"Warriors ... come out and play-ay..."

You'll remember this line when you hear it, rest assured.

A major cult movie directed by Walter Hill, this one's a lot of fun - you can see the first whiffs of the "eighties look" coming slowly into being, but if you expect an orgy of blood-curdling urban violence, you may well be quite dissapointed. However, it has other charms that make it a worthwhile view. Bear with me.

It's a kind of fairy tale, really. Assembling in the Bronx, all the street gangs of New York have called a truce under the directive of Cyrus (Walter Hill), leader of the Gramercy Riffs, one of tne of the more powerful gangs. Cyrus wants to unite all gangs and form an unstoppable army and take over the city. The gangs are enthusiastic, but before anything more can happen, Cyrus is shot dead by the insane Luther (David Patrick Kelly) leader of the Rogues.

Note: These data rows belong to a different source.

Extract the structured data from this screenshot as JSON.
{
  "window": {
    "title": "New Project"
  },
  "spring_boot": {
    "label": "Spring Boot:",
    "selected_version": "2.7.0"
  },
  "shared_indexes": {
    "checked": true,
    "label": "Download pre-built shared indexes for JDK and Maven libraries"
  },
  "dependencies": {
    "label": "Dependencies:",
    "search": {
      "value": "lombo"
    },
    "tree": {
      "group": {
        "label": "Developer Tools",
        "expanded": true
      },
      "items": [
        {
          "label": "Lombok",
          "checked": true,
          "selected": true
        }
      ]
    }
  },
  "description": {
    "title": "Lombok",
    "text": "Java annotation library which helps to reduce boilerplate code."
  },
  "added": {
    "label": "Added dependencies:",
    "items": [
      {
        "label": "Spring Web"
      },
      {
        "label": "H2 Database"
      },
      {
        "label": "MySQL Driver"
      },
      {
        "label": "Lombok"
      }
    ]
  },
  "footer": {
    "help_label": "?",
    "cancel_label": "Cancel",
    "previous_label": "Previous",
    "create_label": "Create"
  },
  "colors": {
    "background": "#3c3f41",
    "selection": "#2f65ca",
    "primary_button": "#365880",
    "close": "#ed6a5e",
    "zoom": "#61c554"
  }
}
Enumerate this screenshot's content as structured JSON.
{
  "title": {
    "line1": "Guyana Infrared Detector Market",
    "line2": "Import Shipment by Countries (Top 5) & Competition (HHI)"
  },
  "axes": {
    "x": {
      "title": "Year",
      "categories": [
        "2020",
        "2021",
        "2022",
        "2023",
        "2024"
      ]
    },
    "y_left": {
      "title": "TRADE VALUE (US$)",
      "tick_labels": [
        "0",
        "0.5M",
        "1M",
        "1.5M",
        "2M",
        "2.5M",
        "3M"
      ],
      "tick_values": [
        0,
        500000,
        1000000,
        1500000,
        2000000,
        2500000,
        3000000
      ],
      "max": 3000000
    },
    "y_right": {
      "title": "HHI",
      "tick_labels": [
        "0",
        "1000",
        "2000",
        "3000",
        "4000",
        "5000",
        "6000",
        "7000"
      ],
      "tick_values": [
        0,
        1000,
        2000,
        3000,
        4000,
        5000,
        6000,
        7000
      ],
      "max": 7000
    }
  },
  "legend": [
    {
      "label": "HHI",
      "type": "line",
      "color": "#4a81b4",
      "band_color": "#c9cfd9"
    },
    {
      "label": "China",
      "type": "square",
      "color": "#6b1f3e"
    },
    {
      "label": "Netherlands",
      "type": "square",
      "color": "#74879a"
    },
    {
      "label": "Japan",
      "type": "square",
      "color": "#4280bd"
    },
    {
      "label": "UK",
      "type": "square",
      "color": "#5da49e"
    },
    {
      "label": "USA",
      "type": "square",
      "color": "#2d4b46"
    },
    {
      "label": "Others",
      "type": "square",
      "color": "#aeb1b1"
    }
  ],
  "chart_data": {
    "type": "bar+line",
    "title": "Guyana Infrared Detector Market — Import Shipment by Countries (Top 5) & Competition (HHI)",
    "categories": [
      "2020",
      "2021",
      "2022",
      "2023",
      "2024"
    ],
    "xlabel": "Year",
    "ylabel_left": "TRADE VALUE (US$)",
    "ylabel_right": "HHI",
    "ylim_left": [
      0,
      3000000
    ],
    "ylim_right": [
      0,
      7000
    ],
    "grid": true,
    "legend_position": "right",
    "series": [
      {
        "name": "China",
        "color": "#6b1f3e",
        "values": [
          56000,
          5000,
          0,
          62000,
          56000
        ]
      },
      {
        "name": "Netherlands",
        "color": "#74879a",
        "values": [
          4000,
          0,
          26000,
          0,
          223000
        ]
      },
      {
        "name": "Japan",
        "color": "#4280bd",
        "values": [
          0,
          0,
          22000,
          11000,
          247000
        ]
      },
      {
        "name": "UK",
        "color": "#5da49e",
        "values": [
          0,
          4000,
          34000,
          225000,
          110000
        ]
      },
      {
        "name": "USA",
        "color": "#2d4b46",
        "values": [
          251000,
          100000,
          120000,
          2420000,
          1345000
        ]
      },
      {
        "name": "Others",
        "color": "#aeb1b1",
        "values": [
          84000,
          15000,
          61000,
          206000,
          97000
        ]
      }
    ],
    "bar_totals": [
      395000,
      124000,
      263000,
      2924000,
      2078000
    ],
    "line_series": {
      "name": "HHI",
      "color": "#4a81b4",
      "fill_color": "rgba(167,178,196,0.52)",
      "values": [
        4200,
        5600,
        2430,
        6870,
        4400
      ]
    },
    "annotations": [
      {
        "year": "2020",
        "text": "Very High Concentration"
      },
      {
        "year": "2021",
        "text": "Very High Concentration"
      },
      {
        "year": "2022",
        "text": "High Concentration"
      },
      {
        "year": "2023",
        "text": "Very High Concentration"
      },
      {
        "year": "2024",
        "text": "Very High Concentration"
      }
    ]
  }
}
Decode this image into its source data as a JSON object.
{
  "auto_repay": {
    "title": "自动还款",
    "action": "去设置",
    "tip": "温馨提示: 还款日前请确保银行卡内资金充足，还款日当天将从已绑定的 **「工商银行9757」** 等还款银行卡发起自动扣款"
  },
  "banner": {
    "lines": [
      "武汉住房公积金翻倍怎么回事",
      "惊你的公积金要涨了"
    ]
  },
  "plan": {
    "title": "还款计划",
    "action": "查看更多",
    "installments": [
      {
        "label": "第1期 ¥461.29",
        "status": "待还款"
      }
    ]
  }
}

Blaming mixed-race "Warriors" who hail from Coney Island, somehow the frenzied crowd seem to believe the deception, and the nine Warrior representatives have to make it back home with hordes of gangs out for revenge. The truce is over. Their leader dead, Swan (Michael Beck) and his seven friends have to battle all manner of - sometimes ridiculous - costumed gangs who want blood. First up are the "Turnball AC's", basically skinheads. There's also gangs like "the Baseball Furies" - costumed Kiss look-alikes who carry baseball bats, "the Lizzies" - Lezbo gang members, and also a gang who look like overalled farmers. All this gang activity is coordinated by the new leader of the Riffs and a cool woman DJ over a gang-run FM radio station.

There also a bit of budding romance with a tough-talking chick played by Deborah Van Valkenburgh, but the whole film is really about the flight of the remaining Warriors, fighting it out with the various gangs, making it to the subway and finally back to Coney Island, where the Rogues have tracked them. There, in their clapped-out van, they beckon the Warriors out for a final battle, Luther chinking bottles on his fingers as he shrieks for the Warriors to come out and play. It's a memorable scene, folks. The Riffs have arrived as well, determined to have their vengeance. Will the truth be revealed, and the Warriors be allowed to escape?

There's isn't much to take seriously here, as controversial as the film was on it's release. Apparently waves of violence wracked theatres and riots ensued. Geez. The gang violence is few and far between (although always threatening) and when it does occur, is barely anything you haven't seen before on TV a hundred times. When gang members are pummelled, they get straight back up with barely a bruise. None of the threatening chains and various other weapons ever seem to get used, there seems to be no bystanders to ever get hurt, and barely any cops. It's an empty city in perpetual darkness. But hey, it's a polished film and looks good beyond it's years. The soundtrack has a good electronic mood running through it. Performances are pretty much by-the-numbers, functional at best, hysterical at worst. Nonetheless, it's all compelling and at ninety-three minutes running time, there isn't much time to be bored.

An interesting time capsule, very tame these days but no less entertaining for that. Enjoy.

© Boris Lugosi 2004.


Review written: 02/19/2004 13:13:07